#13- Are your children learning:
- healthy portion sizes, and to eat in connection with others, or
- to overeat, inordinately crave sweets, and/or eat in isolation, sneaking and hiding their portions and choices?
#14- Are your children being trained to:
- seek and find balance and moderation in all their desires (movies? video games? clothing? shoes? activities? time with friends? food? pursuit of skills?), or to
- be dominated and mastered by their own appetites and desires?
#15- Are they developing a heart for:
- reading, and a curious thirst for learning about God’s world, or
- a lazy, “I’m BORED” approach to applying their God-given intellect and learning?
And of course, there are other things too, so look around your house and notice the “ways” of your household. These are given as examples, to get your mind going, but are not the only areas, and perhaps not even the most central/important areas upon which you should focus.
And yes, many of these have multiple “middle” stops between the two options above as well. So, yes, I tried to make the above options have a “right” and “wrong” answer… but there are other “right answers.”
The main thing I’m aiming at here is getting you to soberly estimate the state of your home.
For my part, I’m rethinking the way we deal with dishwashing, our habits with Nintendo DS, and (yes) the way we deal with our shoes.
I believe it’s beneficial when we:
- crystallize what habits and norms our children have (put it in precisely worded descriptions) and then
- project those exact habits and norms forward into their adult life, marriage, and parenting.
And then consider: will the habits and norms we are instilling in them be a blessing or a curse to them?
2 thoughts on “Mama, What Habits and Norms Are You Giving Your Children?”
Oh I am sure there are so many, and maybe we would need a visitor to come into our home and point some of them out to us (because things do become so normal to us, that we think that that is the only way to do certain things!)
I think probably our spiritual habits and priorities are more in order than some of our domestic chore related habits. But I can’t be sure what the boys are really thinking and learning from these things – we often ‘pray’, but it can be difficult to know how much they are really praying or how much they are saying the words they think they ought, like, ‘Lord, help me not to be naughty.

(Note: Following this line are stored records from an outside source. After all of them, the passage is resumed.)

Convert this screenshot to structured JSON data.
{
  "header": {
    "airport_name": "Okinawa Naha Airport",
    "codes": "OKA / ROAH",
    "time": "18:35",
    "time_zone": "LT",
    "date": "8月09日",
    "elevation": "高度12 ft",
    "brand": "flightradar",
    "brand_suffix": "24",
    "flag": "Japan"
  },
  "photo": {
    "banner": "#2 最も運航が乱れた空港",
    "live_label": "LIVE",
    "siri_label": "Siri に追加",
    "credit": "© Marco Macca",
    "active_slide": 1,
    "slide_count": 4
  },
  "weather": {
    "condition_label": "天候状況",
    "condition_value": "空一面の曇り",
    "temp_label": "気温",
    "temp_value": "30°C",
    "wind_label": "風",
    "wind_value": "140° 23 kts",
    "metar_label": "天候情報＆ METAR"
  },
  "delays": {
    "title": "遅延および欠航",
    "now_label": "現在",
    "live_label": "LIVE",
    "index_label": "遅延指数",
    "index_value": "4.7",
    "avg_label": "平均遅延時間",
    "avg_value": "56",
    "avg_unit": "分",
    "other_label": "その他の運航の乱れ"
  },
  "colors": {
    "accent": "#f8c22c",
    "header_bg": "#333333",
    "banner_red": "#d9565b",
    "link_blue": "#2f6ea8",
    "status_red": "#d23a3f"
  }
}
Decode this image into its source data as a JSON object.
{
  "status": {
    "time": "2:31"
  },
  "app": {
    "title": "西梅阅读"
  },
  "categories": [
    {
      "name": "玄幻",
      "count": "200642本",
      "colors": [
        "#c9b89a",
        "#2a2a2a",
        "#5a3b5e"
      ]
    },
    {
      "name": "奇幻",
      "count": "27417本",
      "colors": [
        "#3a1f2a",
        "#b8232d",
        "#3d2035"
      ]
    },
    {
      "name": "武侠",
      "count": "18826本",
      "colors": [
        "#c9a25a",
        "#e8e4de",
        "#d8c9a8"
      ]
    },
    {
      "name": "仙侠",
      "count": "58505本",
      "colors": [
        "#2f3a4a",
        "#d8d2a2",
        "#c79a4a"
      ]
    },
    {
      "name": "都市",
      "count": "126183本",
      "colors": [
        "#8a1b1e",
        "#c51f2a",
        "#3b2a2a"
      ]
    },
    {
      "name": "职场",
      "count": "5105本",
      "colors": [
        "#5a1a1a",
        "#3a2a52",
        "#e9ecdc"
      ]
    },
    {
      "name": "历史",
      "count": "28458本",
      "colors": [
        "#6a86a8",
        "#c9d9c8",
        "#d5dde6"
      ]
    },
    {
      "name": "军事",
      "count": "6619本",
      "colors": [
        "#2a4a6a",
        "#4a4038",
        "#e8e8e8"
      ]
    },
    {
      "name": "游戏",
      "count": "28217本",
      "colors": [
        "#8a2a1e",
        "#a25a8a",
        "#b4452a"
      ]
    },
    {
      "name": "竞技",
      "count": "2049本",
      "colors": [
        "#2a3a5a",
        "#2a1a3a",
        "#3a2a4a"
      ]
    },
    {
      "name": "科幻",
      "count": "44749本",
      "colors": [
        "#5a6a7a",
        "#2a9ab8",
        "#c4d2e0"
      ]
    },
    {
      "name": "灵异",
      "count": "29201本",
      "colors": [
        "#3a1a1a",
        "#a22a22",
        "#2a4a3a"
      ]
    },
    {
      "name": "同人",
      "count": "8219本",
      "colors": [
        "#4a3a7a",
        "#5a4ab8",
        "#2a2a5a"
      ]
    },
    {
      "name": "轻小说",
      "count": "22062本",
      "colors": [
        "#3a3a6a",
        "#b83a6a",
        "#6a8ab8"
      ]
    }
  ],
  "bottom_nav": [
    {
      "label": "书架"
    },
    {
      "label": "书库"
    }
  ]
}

Please give me the strength to be kind even when I don’t want to’. But on the other hand, they do know prayer is something very real and of a greater priority in our home than having a tidy hallway.
But indeed as I type I can see my hallway, and think it needs some attention. Night night!